A 24-year-old previously healthy male presents to the ED with absent vital signs. He is out for a trail run when he becomes trapped in waist deep cold water. When he is found by search and rescue, he is awake with altered mental status. He has a cardiac arrest on retrieval and is found to be severely hypothermic. CPR and ACLS is initiated and he is transferred to the nearest community ED. The resuscitation team is expected to perform ACLS specific to hypothermic arrest. The patient will require intubation, active rewarming, defibrillation and discussion with the ECMO physician on call for transport and ECMO assisted rewarming.  

Tracheostomy Emergency

48-year-old male with a recent tracheostomy presents with sudden onset respiratory distress. The patient is unable to be oxygenated or ventilated through the tracheostomy tube. The team must recognize that the tracheostomy tube is either obstructed or displaced. Attempts to correct tracheostomy obstruction with suctioning and cuff deflation are not successful. Removal of the tracheostomy tube is required, followed by either oral intubation or placement of a new tracheostomy tube. The patient improves once oral or stomal intubation is performed. If tracheostomy tube is not removed, the patient worsens and goes into cardiac arrest secondary to respiratory failure.

Undifferentiated Abdominal Pain + Shock

A 67yr old male with multiple comorbidities is brought by ambulance with a 3-day history of diffuse abdominal pain. The history is vague and the differential of his symptoms remains very broad.

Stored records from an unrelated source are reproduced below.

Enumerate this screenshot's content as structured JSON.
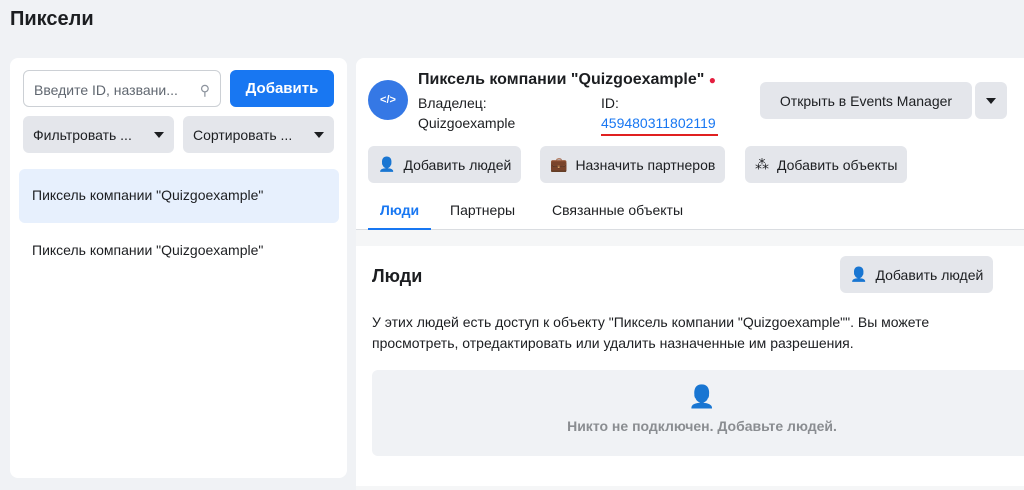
{
  "page_title": "Пиксели",
  "left": {
    "search_placeholder": "Введите ID, названи...",
    "add": "Добавить",
    "filter": "Фильтровать ...",
    "sort": "Сортировать ...",
    "items": [
      "Пиксель компании \"Quizgoexample\"",
      "Пиксель компании \"Quizgoexample\""
    ]
  },
  "detail": {
    "name": "Пиксель компании \"Quizgoexample\"",
    "owner_label": "Владелец:",
    "owner": "Quizgoexample",
    "id_label": "ID:",
    "id": "459480311802119",
    "open_events": "Открыть в Events Manager",
    "add_people": "Добавить людей",
    "assign_partners": "Назначить партнеров",
    "add_objects": "Добавить объекты",
    "tabs": [
      "Люди",
      "Партнеры",
      "Связанные объекты"
    ],
    "section_title": "Люди",
    "section_add": "Добавить людей",
    "description": "У этих людей есть доступ к объекту \"Пиксель компании \"Quizgoexample\"\". Вы можете просмотреть, отредактировать или удалить назначенные им разрешения.",
    "empty": "Никто не подключен. Добавьте людей."
  },
  "colors": {
    "accent": "#1877f2",
    "status": "#e41e3f",
    "underline": "#e02020"
  }
}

He develops significantly worsening pain and hypotension and becomes obtunded. As the patient’s condition deteriorates, the team must initiate management of abdominal pain plus shock and support the hemodynamics with vasopressors/inotropes. The team will need to intubate to facilitate advanced imaging and definitive care. 

Airway Obstruction from FB

This case involves a 60-year-old male patient who arrives VSA in PEA after collapsing while eating dinner with family. The collateral history included that he was suspected to be intoxicated. The patient is difficult to bag with EMS. The learner will have to work through the can’t ventilate/can’t oxygenate scenario once they identify that BVM is ineffective. 

Armed Overdose

In this case a 44 y/o M is brought in via EMS after receiving 0.4mg of naloxone for what is suspected to be an opioid overdose. He remains GCS 7 upon arrival in the resuscitation bay. The team will need to work through the differential for altered LoC and will find drug paraphernalia and a loaded weapon on the patient upon inspection. The case will end with successful treatment and consultation with local police with regard to weapon and contraband protocols.